    One day, I think in November, it was very foggy when we left school. The first part of my walk was along a pavement and I could see a few yards in front of me but when I reached Woodhouse Moor I genuinely could not see more than a foot in front of me. There were no landmarks and I had to pick my direction from memory. I walked very slowly, had several close encounters with trees but eventually, more by luck than skill, came out on Woodhouse Lane where I would catch my bus to Ancaster Road. When the bus arrived the bus conductor, yes we had those, was walking in front of the bus with a lamp as the driver couldn't see anything. The journey, normally about 40 minutes, took me nearly two hours and with no mobile phones I couldn't let my mother know.

    Just looked this all up on a map and it turns out I could have continued along Clarendon Road, I got that right, and still reached Woodhouse Lane but I would not have made friends with so many trees. In this modern world, neither the snowball fight nor the foggy walk home would have been allowed. We were brought up to be tough, especially in Yorkshire.

  13. Owlbut's Birdwatch
  14. The magpie is not only quite a common bird but it is also very distinctive. It is mainly black and white with a little bit of blue and green. You can notice this more if you can see one close-up. Their leg colour is black while the beak is of medium length and powerful and chunky. They are omnivores, which means they will eat almost anything, and scavengers, which means they will look for their food almost anywhere as well.

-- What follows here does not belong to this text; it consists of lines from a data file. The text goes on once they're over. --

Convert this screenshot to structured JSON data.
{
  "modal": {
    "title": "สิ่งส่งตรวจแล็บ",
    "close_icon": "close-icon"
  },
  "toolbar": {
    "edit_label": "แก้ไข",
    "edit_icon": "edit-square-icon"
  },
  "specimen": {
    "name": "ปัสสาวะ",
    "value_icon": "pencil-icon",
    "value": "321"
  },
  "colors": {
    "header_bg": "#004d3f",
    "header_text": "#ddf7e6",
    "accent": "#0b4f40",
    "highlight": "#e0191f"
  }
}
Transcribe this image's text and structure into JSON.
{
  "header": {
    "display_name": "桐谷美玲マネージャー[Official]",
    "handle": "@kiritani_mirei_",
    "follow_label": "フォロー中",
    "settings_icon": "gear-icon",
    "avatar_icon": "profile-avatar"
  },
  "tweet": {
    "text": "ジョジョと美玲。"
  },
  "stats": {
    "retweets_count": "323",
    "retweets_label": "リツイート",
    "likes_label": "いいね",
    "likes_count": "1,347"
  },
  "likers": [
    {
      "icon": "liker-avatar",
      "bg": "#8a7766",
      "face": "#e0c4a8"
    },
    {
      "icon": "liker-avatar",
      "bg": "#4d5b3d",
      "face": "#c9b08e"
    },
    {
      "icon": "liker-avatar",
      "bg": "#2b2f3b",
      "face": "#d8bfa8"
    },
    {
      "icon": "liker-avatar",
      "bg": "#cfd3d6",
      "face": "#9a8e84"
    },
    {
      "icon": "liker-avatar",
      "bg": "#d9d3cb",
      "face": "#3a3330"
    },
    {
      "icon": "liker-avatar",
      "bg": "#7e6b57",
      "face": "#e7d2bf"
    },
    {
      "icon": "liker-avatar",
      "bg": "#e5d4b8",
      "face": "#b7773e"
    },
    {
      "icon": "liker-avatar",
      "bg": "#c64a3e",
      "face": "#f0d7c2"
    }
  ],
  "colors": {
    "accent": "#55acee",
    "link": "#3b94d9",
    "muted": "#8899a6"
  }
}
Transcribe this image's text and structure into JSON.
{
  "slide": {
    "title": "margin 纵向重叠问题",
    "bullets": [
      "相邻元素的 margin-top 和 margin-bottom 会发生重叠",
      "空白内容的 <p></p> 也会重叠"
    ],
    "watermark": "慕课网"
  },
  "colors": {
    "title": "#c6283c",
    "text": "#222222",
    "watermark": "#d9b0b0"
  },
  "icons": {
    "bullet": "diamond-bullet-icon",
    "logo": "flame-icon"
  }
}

    They are about 45 cms in length, have a wingspan between 52 and 60 cms and weigh between 200 and 250 grams. There are nearly a million birds in England. They can be found in woodland, farmland, grassland and in the country and in towns,;in fact almost anywhere. There are a lot of superstitions about magpies. It is said you should always greet a magpie by saying "hello" or something similar. This is to avoid bad luck or to have good luck. My son used to say "aye, aye captain", if he saw a lone magpie. I've no idea why.

    There is also a nursery rhymen about magpies depending on how many you see at one time. The rhyme goes, One for sorrow, Two for joy, Three for a girl, Four for a boy, Five for silver, Six for gold, Seven for a secret never to be told. Eight for a wish, Nine for a kiss, Ten for a bird you must not miss.

We have asked the local Tourist Board(s) for a small contribution (50 pounds) to the cost of running this project and, in anticipation of their agreement, we are providing a link to their site(s) for the next five years. I can assure you we won't see anywhere near everything when we are there, so, if you fancy taking a trip into westyorkshire check it (them) out for some great information. Apart from anything else it will get you out in the fresh air, walking around and one day you might be over 70 and still enthusiastically mobile.

All figures the latest available as at July 2020